10. That's Mutiny
Exactly what occurred during Elsa Lee's visit to her brother-in-law's cabin I have
never learned. He was sober, I know, and somewhat dazed, with no recollection
whatever of the previous night, except a hazy idea that he had quarreled with
Jones and I waited outside. He suggested that we have prayers over the bodies
when we placed them in the boat, and I agreed to read the burial service from the
Episcopal Prayer Book. The voices from Turner's cabin came steadily, Miss
Lee's low tones, Turner's heavy bass only now and then. Once I heard her give a
startled exclamation, and both Jones and I leaped to the door. But the next
moment she was talking again quietly.
Ten minutes - fifteen - passed. I grew restless and took to wandering about the
cabin. Mrs. Johns came to the door opposite, and asked to have tea sent down

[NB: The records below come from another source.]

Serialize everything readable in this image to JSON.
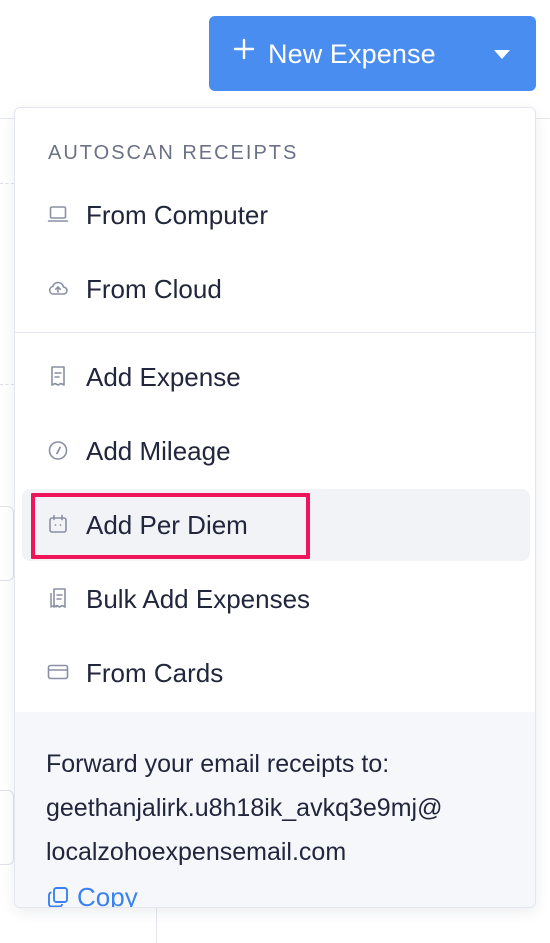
{
  "button": {
    "label": "New Expense"
  },
  "menu": {
    "section_title": "AUTOSCAN RECEIPTS",
    "autoscan_items": [
      {
        "label": "From Computer",
        "icon": "laptop-icon"
      },
      {
        "label": "From Cloud",
        "icon": "cloud-upload-icon"
      }
    ],
    "add_items": [
      {
        "label": "Add Expense",
        "icon": "receipt-icon"
      },
      {
        "label": "Add Mileage",
        "icon": "speedometer-icon"
      },
      {
        "label": "Add Per Diem",
        "icon": "calendar-icon",
        "highlighted": true
      },
      {
        "label": "Bulk Add Expenses",
        "icon": "stacked-receipts-icon"
      },
      {
        "label": "From Cards",
        "icon": "credit-card-icon"
      }
    ]
  },
  "footer": {
    "forward_text": "Forward your email receipts to:",
    "email_line1": "geethanjalirk.u8h18ik_avkq3e9mj@",
    "email_line2": "localzohoexpensemail.com",
    "copy_label": "Copy"
  },
  "colors": {
    "primary": "#4a8df1",
    "highlight_box": "#f0145a",
    "link": "#3a82ef",
    "hover_bg": "#f2f3f7"
  }
}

to the stewardess. I called the request up the companionway, unwilling to leave
the cabin for a moment. When I came back, Jones was standing at the door of
Vail's cabin, looking in. His face was pale.
"Look there!" he said hoarsely. "Look at the bell. He must have tried to push the
I stared in. Williams had put the cabin to rights, as nearly as he could. The
soaked mattress was gone, and a clean linen sheet was spread over the bunk.
Poor Vail's clothing, as he had taken it off the night before, hung on a mahogany
stand beside the bed, and above, almost concealed by his coat, was the bell.
Jones's eyes were fixed on the darkish smear, over and around the bell, on the
white paint.
I measured the height of the bell from the bed. It was well above, and to one side
- a smear rather than a print, too indeterminate to be of any value, sinister, cruel.